The two organizations had nothing to do with scientific publications until recently but instead operated as non-profits focused solely on bringing "democracy" and "rule of law" to China while exposing all of Beijing's perceived misdeeds. Both of them were founded by Steve Bannon - US President Donald Trump's former campaign chief executive, adviser and strategist, who has recently been indicted on charges of wire fraud and money laundering.

Bannon, who describes himself as an 'ultra-hawk' on China, earlier claimed to have "shocking" evidence proving the virus originated in the Wuhan lab and the Chinese Communist Party had a hand in it, while citing evidence from some Chinese scientists who "defected" to the US.

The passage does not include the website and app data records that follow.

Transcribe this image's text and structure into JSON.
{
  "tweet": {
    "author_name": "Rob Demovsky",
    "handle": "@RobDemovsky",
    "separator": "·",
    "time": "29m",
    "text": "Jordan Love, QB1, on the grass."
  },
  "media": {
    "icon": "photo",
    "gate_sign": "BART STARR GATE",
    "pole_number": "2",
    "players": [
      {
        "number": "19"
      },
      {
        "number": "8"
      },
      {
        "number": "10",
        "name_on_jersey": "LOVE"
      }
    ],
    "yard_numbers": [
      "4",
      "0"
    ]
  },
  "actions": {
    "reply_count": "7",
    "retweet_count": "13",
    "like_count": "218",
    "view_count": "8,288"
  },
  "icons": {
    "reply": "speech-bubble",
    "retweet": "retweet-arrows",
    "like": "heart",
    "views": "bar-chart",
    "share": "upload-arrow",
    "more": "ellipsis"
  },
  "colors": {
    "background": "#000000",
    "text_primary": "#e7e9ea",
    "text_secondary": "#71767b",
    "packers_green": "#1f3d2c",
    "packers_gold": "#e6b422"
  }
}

Twitter apparently did not fall for Yan's narrative either since it blocked the Chinese virologist's account soon after she posted a link to her preprint. While the exact cause of the move remains unknown, many people immediately guessed it was because of her publication with some of them accusing Twitter of "covering for" the Chinese Communist Party.

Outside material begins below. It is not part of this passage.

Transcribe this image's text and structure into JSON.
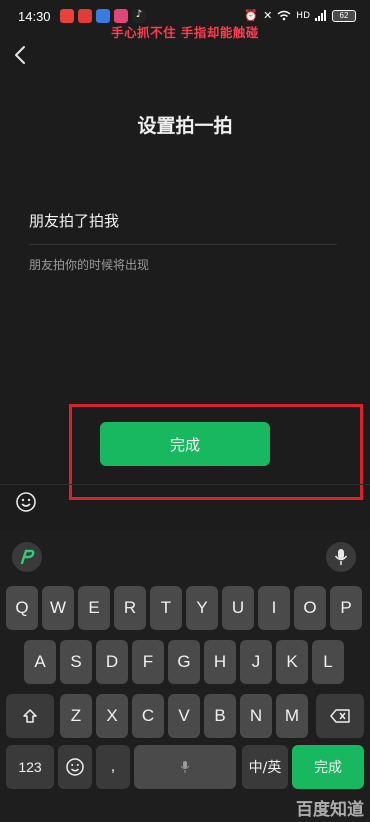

Comment: Twitter bans almost anything that goes against the Covid narrative, so they hardly deserve praise or ire in this case. A broken clock is right twice a day, after all.

It is not the first time the self-described whistleblower has sparked controversy with her statements. Back in July, she told Fox News in another interview that Beijing knew about the Covid-19 human-to-human transmission well before it claimed it did. Yan also claimed to have studied the virus as early as December 2019 while accusing her supervisors at Hong Kong University of "suppressing" her findings.

Her words were rejected by Hong Kong University which said in a statement Yan "never conducted any research on human-to-human transmission of the novel coronavirus at HKU during December 2019 and January 2020."

"The content of the said news report does not accord with the key facts as we understand them," the university said at that time.

High-ranking US officials, including Trump and Secretary of State Mike Pompeo repeatedly claimed that Covid-19 might have originated in the Wuhan lab, with the latter appealing to some "enormous evidence."

No conclusive proof has been presented to the public to support such claims, and Western intelligence services have admitted on several occasions that they had no such evidence. The head of the Wuhan laboratory repeatedly denied any links to the virus' origins and said Chinese scientists "did not even know it existed" before the outbreak.